mode - bus, place - australasia, place - low density, operations - frequency
Flexible transport service, Public transport network design, Public transport accessibility
Bus services can be difficult to provide in low density areas on the urban fringe, with low residential density, dispersed development and high car use. Service planning guidelines often encourage coverage, but the result in low density areas is bus kilometres are spread thinly over a large area with poor frequencies. Flexible transport services offer an opportunity to redesign services to improve access and efficiency. The paper quantifies the role of flexible transport services in improving access to public transport within the existing subsidy budget. The Richmond–Windsor area of north-west Sydney is used as a case-study to present how a flexible transport service could be provided. The paper shows that the existing bus network could be redesigned to focus more on frequency by providing fixed trunk routes with a flexible transport service providing access to these trunk routes. Within the existing budget for bus service km and service hours, this provides a greater accessibility to public transport services and an opportunity to grow public transport patronage with higher frequency trunk route services.

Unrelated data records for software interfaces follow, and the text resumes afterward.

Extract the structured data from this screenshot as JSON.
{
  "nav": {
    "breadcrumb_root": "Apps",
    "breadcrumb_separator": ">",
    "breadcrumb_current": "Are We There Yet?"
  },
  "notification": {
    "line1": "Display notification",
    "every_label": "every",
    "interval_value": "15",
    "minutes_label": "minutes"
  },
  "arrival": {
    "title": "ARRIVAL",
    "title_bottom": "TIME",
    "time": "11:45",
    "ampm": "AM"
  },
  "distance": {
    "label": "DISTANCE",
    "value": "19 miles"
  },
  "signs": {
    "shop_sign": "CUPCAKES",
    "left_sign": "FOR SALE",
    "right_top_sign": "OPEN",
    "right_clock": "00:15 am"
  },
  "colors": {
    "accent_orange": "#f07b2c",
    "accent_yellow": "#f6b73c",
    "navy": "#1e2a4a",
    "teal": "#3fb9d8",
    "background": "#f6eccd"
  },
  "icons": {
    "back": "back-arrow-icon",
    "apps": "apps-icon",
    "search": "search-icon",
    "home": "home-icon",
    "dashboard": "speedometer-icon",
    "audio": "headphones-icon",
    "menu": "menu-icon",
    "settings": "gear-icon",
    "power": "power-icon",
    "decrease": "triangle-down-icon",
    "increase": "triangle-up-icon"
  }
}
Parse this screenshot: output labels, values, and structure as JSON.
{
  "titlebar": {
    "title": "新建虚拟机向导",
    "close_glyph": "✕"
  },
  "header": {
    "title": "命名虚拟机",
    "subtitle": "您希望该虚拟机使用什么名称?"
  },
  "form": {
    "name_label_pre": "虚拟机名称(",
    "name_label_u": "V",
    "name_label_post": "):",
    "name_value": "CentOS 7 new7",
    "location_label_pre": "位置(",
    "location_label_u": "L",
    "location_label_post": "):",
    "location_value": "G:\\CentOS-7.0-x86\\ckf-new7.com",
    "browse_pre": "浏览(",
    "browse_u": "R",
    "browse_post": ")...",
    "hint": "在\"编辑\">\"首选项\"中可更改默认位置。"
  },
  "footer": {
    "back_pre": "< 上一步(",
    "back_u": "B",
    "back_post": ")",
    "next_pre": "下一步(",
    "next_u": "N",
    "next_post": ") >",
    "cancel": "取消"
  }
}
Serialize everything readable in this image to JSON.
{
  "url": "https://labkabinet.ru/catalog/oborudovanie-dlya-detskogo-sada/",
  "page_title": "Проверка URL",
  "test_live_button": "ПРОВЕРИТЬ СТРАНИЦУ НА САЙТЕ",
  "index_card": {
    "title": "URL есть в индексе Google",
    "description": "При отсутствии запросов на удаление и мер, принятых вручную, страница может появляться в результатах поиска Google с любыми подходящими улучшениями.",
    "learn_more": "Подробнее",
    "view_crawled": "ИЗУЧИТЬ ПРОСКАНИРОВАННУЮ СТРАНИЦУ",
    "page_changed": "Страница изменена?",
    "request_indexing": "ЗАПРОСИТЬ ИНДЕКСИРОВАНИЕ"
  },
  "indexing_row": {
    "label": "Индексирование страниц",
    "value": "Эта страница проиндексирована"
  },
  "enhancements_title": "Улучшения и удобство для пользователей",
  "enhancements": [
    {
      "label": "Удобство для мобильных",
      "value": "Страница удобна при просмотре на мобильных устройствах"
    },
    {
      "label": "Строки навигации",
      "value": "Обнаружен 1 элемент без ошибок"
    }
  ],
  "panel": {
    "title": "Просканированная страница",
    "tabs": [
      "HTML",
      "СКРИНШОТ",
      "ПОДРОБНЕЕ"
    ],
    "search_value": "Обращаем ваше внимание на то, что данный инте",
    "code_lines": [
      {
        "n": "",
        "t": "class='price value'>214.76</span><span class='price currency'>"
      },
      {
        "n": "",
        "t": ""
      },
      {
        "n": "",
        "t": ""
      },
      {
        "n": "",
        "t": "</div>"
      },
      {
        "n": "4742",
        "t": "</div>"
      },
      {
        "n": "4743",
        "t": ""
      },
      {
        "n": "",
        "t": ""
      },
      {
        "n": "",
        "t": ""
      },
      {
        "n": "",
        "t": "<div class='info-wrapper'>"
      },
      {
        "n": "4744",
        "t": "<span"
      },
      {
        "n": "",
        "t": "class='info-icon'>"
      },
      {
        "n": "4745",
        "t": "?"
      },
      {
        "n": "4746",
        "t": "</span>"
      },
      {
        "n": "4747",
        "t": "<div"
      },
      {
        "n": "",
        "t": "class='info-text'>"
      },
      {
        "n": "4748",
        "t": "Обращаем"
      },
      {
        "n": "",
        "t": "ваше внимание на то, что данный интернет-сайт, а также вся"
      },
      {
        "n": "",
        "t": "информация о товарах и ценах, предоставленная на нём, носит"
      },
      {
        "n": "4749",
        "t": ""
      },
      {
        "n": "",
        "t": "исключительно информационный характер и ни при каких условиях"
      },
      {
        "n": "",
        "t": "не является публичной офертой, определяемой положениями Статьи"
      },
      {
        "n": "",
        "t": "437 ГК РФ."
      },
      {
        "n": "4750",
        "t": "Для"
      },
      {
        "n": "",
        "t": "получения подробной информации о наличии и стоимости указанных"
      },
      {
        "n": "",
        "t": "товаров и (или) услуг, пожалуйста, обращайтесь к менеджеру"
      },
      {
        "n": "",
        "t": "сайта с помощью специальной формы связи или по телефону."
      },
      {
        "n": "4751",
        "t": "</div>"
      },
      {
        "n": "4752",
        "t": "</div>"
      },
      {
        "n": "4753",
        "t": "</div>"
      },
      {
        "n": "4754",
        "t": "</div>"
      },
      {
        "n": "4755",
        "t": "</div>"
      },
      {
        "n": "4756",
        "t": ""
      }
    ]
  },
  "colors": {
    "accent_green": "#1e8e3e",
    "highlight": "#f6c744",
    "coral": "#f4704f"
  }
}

Permission to publish the abstract has been given by Elsevier, copyright remains with them.
Mulley, C., & Daniels, R. (2011). Quantifying the role of a flexible transport service in reducing the accessibility gap in low density areas: A case-study in north-west Sydney. Research in Transportation Business & Management, Article in Press, Corrected proof.